# Derive the generating function for canonical transformation of type $F_3$

I'm working on some practice questions and I am a bit confused with this one:

Generating functions of the type $F_1(q,Q)$ satisfy the condition: $$pdq-PdQ = dF_1$$ Starting from this condition derive the analogous result for the generating functions of type $F_3(q,P)$.

I must admit, I am a little confused with the Legendre transform and how the other generating functions are derived.

Here is what I have tried by following my textbook,

Applying the Legendre transform with respect to the new coordinates and momenta to $F_1$:

$$d(\sum QP + F_1) = PdQ + QdP + pdq-PdQ = QdP + pdq = dF_2$$

Which seems correct for $F_2$. (I'm not even sure if I have done this correctly, I'm pretty much just following my textbook). To get $dF_3$, my textbook just says perform the Legendre transform with respect to the 'other' variables?

However, I'm not sure what this means?. I know I am expecting to get $-qdp-PdQ$, but just not too sure about what I am doing.

ADDED:

I think I may have gotten a little further with my understanding. If I take the legendre transform of $F_1$ with respect to the old coordinate $q$ and it's conjugate momenta, then:

$$F_1 - pq = F_3$$ so, $$d(F_1 - pq) = pdq-PdQ-qdp-pdq = -qdp-PdQ = dF_3$$

Which seems to be correct.
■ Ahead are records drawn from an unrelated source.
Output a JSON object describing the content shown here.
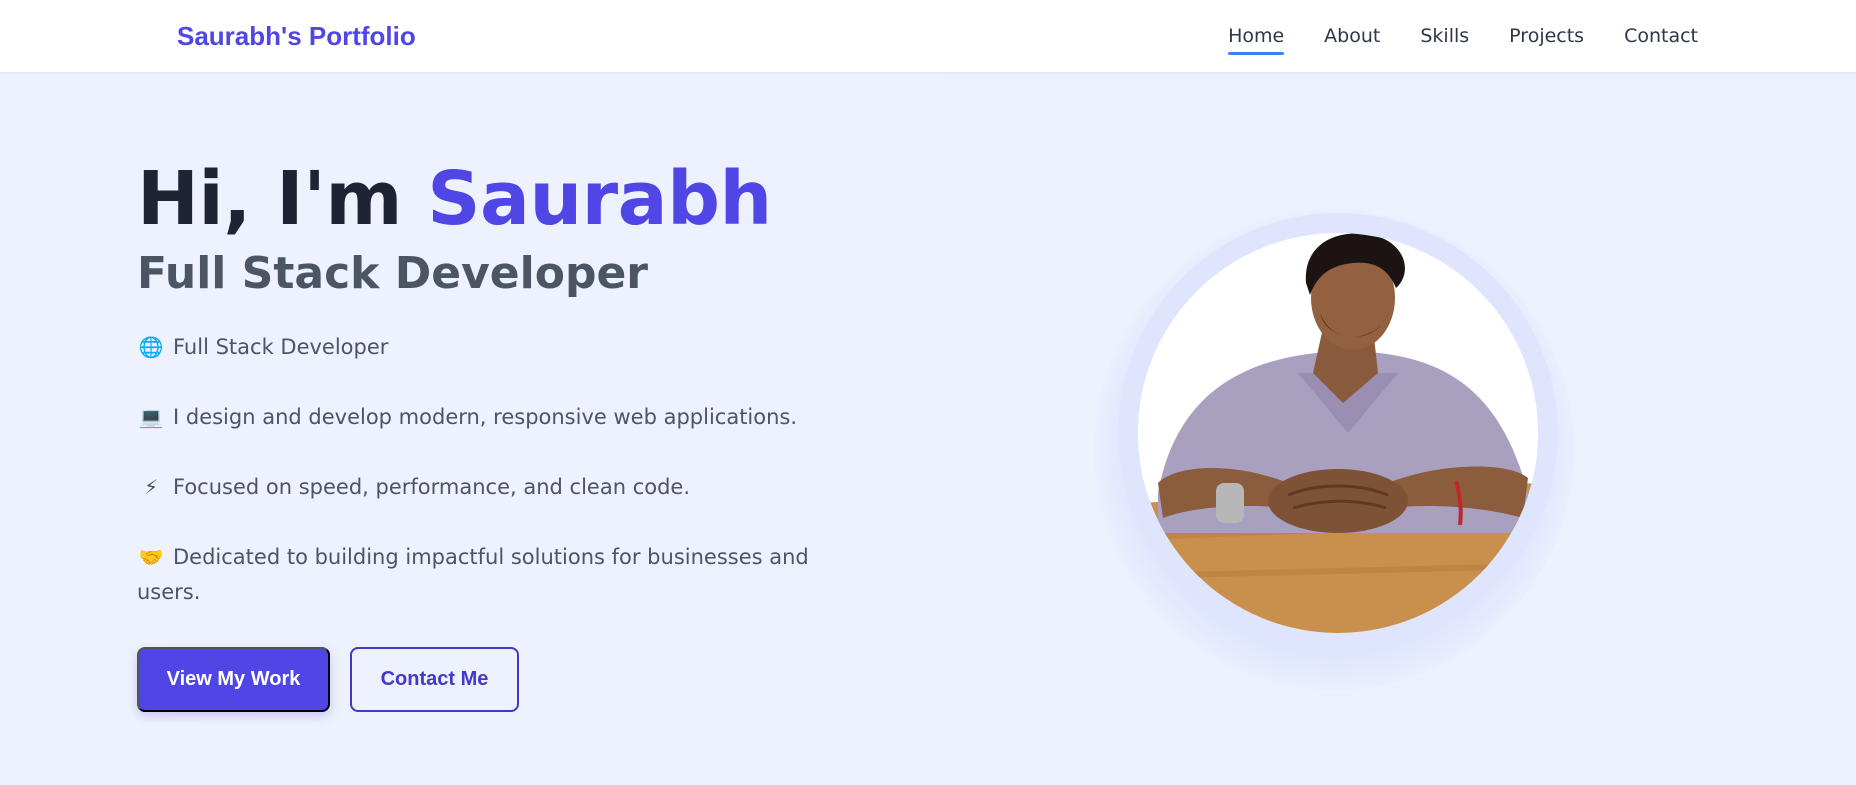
{
  "nav": {
    "brand": "Saurabh's Portfolio",
    "links": [
      {
        "label": "Home",
        "active": true
      },
      {
        "label": "About",
        "active": false
      },
      {
        "label": "Skills",
        "active": false
      },
      {
        "label": "Projects",
        "active": false
      },
      {
        "label": "Contact",
        "active": false
      }
    ]
  },
  "hero": {
    "greeting": "Hi, I'm ",
    "name": "Saurabh",
    "subtitle": "Full Stack Developer",
    "bullets": [
      {
        "icon": "globe-icon",
        "emoji": "🌐",
        "text": "Full Stack Developer"
      },
      {
        "icon": "laptop-icon",
        "emoji": "💻",
        "text": "I design and develop modern, responsive web applications."
      },
      {
        "icon": "lightning-icon",
        "emoji": "⚡",
        "text": "Focused on speed, performance, and clean code."
      },
      {
        "icon": "handshake-icon",
        "emoji": "🤝",
        "text": "Dedicated to building impactful solutions for businesses and users."
      }
    ],
    "primary_button": "View My Work",
    "secondary_button": "Contact Me"
  },
  "colors": {
    "accent": "#4f46e5",
    "heading": "#1e2433",
    "background": "#eef2fe",
    "nav_active_underline": "#3b82f6"
  }
}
But then isn't

$$d(F_1 - QP) = pdq-PdQ-QdP-PdQ$$ which is not $dF_2$. Where am I going wrong? How would I say, derive $dF_4$? By definition of the legendre transform, is it true that for instance if $G$ is the legendre transform of $F$, i.e. $G=F-wy$, the pair $w,y$ must always be a conjugate pair (i.e $w=\frac{\partial f}{\partial y})$?

• Hi JackReacher. Welcome to Phys.SE. If you haven't already done so, please take a minute to read the definition of when to use the homework tag, and the Phys.SE policy for homework-like problems. – Qmechanic Oct 13 '14 at 11:17

## 2 Answers

Intuitively, Legendre transform is just "integrate by parts". So, from $pdq - PdQ =F_1$, we have $pdq -d(PQ)+QdP =dF_1$, i.e., $pdq +QdP =d(F_1+PQ) \equiv dF_2$. The "Transform" means after "integration by parts", we need to change the independent variables. For example, in $F_1$, $p=p(q,Q)$ but in $F_2$, $p=p(q,P)$. So we need to solve $Q = Q(q,P)$ and insert in to $p=p(q,Q(q,P))$ to get $p(q,P)$.

• Thanks for your help, but I'm still confused, and to be honest still confused about the definition of a legendre transform. My understanding so far is that the definition of the Legendre transform of a function $f(x,y)$ is $G = f-wy$ where $w= \frac{\partial f}{\partial y}$ - and then this can be done with a few combinations of variables. I'm a bit confused as to why differentials come into play? – JackReacher Oct 13 '14 at 11:24
• we have $df = \frac{\partial f}{\partial x} dx + \frac{\partial f}{\partial y} dy \equiv u dx + wdy$ – Deliang Zhong Oct 13 '14 at 11:46
• Thanks, I think I have gotten a little further with my understanding, could you look at my edit in my question, if you are able to help me? – JackReacher Oct 13 '14 at 12:09
• $F_2 = F_1 +PQ$ rather than minus... – Deliang Zhong Oct 13 '14 at 20:08
• So for a Legendre transform, does the sign not matter? In that sense, how is one supposed to know how to derive the other generating functions? Just by guess/memorization? For example, if I wanted to derive $F_4$, I have already done $F_2 = F_1 + PQ$, $F_3 = F_1 - qp$, aren't these the only conjugate variables? Can you do also $pP$? But then aren't these not conjugate to each other? Thanks so much for your help. – JackReacher Oct 13 '14 at 20:57

This here is not exactly an answer, but a clarification of why Legendre transforms are not needed to get this result. Using exterior derivatives is much easier.

If you have $pdq - PdQ = dF$, take the exterior derivative on both sides to get $dp \wedge dq - dP \wedge dQ = 0$ (the exterior derivative of a differential is zero). The wedge product is antisymmetric, so $dp \wedge dq - dP \wedge dQ = dp \wedge dq + dQ \wedge dP =0$. Take now the 1-form whose exterior derivative gives us $dp \wedge dq + dQ \wedge dP =0$, that is, $pdq + QdP = dG$. This means that

$$\partial_q G(q,P) = p \\ \partial_P G(q,P) = Q ,$$

and that's the answer. The Legendre transform is just a cumbersome way of transforming variables in 1-forms instead of using the much simpler structure of the 2-forms.